fbpx 2020 was ‘extremely warm’ for Poland, says new weather report | study.gov.pl

2020 was ‘extremely warm’ for Poland, says new weather report


Two heat waves in January and February last year have led scientists to classifying 2020’s weather as ‘extremely warm’.

According to the Institute of Meteorology and Water Management - National Research Institute report 'Polish Climate 2020’, the average air temperature in 2020 in Poland was 9.9 degrees C, 1.6 degrees C more than the 1981-2010 average,


Poland’s warmest region was the western part of the lowland belt, where the average annual temperature was 10.6 degrees C. Another extremely warm region was the western part of the lake district. The local average annual air temperature value reached 10.4 degrees C.

August was the hottest month of 2020 with the average temperature being 19.8 degrees C, 2 degrees C higher than the long-term average temperature value for that month. December was the coldest month with the average monthly temperature reaching 1.9 degrees C, 2.2 degrees C higher than the climatological normal.

The report said: “The beginning of the year was particularly warm, the temperature in January, usually the coldest month of the year, was 3.7 degrees C higher than the climatological normal, and in February it was 4.6 degrees C higher.”

May 2020, however, was particularly cold, with the average temperature hitting just 11 degrees C, 2.3 degrees C lower than normal.

The report also noted that in Poland, May is one of the most thermally variable months. The temperatures in May can be high, like in 2018, when it was 16.4 degrees Celsius and classified as a summer month. But it can also be low, like in 1980, when it reached 9.3 degrees C. The month close to normal was July, when the deviation from the norm was only -0.1 degrees C.

The report said: “Due to the fact that the winter months were extremely warm, the air temperature in winter, in the period from December 2019 to February 2020, was 3.1 degrees C, 3.9 degrees C higher than the climatological normal.”

However, the report noted that it was the warmest winter since the middle of the 20th century and since the beginning of instrumental measurements in Poland.

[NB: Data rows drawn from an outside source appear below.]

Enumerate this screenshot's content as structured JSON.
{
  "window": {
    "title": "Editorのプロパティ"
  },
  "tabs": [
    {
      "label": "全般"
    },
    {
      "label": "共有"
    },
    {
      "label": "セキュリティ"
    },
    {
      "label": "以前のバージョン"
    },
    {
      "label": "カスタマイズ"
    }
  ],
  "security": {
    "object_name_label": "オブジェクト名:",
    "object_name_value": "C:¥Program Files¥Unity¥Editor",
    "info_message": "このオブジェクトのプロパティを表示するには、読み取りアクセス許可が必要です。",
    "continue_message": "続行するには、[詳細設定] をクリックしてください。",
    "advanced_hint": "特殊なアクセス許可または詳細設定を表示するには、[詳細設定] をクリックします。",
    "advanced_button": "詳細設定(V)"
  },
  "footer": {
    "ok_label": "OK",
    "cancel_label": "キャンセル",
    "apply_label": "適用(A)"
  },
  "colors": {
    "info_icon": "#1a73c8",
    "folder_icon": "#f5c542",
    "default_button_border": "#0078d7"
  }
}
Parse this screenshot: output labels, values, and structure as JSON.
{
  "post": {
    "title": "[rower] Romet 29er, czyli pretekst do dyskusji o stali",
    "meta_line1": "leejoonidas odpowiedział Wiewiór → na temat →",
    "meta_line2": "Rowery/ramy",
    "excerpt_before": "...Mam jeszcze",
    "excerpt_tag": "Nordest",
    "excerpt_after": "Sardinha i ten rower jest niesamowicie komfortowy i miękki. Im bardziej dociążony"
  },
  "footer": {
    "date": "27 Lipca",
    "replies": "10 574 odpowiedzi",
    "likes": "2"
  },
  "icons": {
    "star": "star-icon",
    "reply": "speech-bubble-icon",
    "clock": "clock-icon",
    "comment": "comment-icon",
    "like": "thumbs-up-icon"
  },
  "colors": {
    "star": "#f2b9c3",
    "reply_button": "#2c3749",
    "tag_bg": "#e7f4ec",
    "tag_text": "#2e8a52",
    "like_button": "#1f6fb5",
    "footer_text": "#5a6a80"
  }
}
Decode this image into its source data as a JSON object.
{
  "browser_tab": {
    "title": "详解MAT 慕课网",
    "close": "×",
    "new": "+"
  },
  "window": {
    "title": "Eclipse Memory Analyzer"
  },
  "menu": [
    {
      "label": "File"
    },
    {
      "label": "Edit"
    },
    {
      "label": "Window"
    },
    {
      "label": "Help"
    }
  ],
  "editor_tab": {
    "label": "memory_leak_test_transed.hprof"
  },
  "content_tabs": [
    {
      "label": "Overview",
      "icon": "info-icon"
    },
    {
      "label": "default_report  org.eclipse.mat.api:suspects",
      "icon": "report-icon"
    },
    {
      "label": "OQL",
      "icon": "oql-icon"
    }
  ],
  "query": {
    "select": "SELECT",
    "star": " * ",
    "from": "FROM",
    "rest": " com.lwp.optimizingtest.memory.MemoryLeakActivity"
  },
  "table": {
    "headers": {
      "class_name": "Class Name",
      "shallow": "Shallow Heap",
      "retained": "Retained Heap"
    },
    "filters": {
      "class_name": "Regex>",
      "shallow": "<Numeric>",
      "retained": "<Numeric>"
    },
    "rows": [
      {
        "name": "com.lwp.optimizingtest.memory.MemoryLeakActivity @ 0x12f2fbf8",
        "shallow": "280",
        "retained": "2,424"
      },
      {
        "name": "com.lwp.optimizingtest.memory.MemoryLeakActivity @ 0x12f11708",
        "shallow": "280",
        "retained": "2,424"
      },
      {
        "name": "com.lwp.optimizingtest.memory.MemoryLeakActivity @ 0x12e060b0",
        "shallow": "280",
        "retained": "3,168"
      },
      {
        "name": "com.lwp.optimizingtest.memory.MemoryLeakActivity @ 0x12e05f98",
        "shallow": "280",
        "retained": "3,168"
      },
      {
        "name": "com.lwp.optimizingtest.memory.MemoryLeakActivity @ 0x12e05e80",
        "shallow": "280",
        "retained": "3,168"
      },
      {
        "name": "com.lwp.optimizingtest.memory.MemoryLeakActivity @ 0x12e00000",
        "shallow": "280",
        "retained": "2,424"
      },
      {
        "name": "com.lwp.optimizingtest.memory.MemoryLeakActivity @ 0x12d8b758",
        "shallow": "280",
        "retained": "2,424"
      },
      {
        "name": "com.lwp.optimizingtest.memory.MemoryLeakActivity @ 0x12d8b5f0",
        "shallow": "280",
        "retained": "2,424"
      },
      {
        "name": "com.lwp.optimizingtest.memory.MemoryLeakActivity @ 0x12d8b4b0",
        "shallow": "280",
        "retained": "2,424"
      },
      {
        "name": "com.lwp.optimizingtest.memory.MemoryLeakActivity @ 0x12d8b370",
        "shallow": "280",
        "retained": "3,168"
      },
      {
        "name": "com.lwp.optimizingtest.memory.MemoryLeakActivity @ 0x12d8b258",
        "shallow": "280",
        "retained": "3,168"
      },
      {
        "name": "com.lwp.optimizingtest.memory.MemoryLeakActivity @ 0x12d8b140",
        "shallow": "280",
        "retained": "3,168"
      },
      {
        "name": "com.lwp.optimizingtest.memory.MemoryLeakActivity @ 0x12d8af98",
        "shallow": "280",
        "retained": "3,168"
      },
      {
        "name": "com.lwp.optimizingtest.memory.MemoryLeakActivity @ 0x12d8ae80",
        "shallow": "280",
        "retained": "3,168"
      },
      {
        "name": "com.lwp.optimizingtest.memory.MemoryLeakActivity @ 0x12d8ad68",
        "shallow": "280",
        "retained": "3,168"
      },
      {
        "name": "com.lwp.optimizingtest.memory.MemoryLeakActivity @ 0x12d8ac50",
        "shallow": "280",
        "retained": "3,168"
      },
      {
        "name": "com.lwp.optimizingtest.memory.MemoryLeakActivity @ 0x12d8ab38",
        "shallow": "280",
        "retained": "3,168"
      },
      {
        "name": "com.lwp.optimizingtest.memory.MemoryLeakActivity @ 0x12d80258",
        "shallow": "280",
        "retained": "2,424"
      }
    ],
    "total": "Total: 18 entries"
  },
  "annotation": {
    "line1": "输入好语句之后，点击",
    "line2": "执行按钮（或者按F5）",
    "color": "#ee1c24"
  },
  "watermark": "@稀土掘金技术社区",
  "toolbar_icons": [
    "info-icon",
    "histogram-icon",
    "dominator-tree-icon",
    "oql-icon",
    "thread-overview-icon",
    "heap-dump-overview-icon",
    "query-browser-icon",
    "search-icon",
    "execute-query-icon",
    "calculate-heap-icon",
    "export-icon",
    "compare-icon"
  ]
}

The highest temperature throughout the last year was recorded on August 8 in Słubice: 35.3 degrees C. The lowest temperature at 2 m was recorded on March 25 in the station in Zakopane: -13 degrees C.

“2020 was the second warmest year since the beginning of regular instrumental measurements in Poland,” said the report. “Only 2019 was warmer. Winter 2019/2020, the period from December 2019 to the end of February 2020, was the warmest winter season in the history of temperature measurements.”

According to experts, the air temperature in Poland has increased by slightly more than 2 degrees Celsius since 1951. In the lake district and lowlands, Podkarpacie and the Carpathians, the air temperature has increased by 2.1 degrees C.

The air temperature increase is slowest in the Sudetes (1.8 degrees Celsius), and since the beginning of the second half of the 20th century the winter temperature has increased by 2.5 degrees C, and the summer temperature by 1.9 degrees C.

Last year, precipitation was characterized by strong spatial differentiation, and their annual totals ranged from 80 to 140 percent of long-term normal.

The report said: “In the warm season of the year, there were numerous cases of violent and extremely heavy rainfall, causing local floods. Similar rapid rainfall occurred in October. Area average rainfall in Poland in 2020 was 645.4 mm, 6 percent higher than the climatological normal.”

A strong rainfall deficit was recorded in north-western Poland, in the coastal strip and in the South Baltic Coastland. The report continued: “The inter-annual variability was characterized by rain-free periods lasting several dozen days, heralding the occurrence of atmospheric drought and initiating the phenomenon of soil drought.”

A significant deficit of precipitation was also recorded in isolated inland areas.

The number of sunshine hours ranged from 1,585 hours in Mława to 2,202 hours in Jelenia Góra. It was higher than the long-term normal by values ranging from 100 to almost 600 hours.

The Institute of Meteorology and Water Management - National Research Institute has been monitoring the climate of Poland for over 100 years, conducting observations and measurements of all significant climate variables. 

The Institute reports to public administration institutions on the state of the climate system and threats resulting from climate variability and change (PAP)


Author: Marcin Chomiuk

Source: Science in Poland


Photo by Ethan Robertson, Moritz Kindler via Unsplash.com

Join us for one of the events!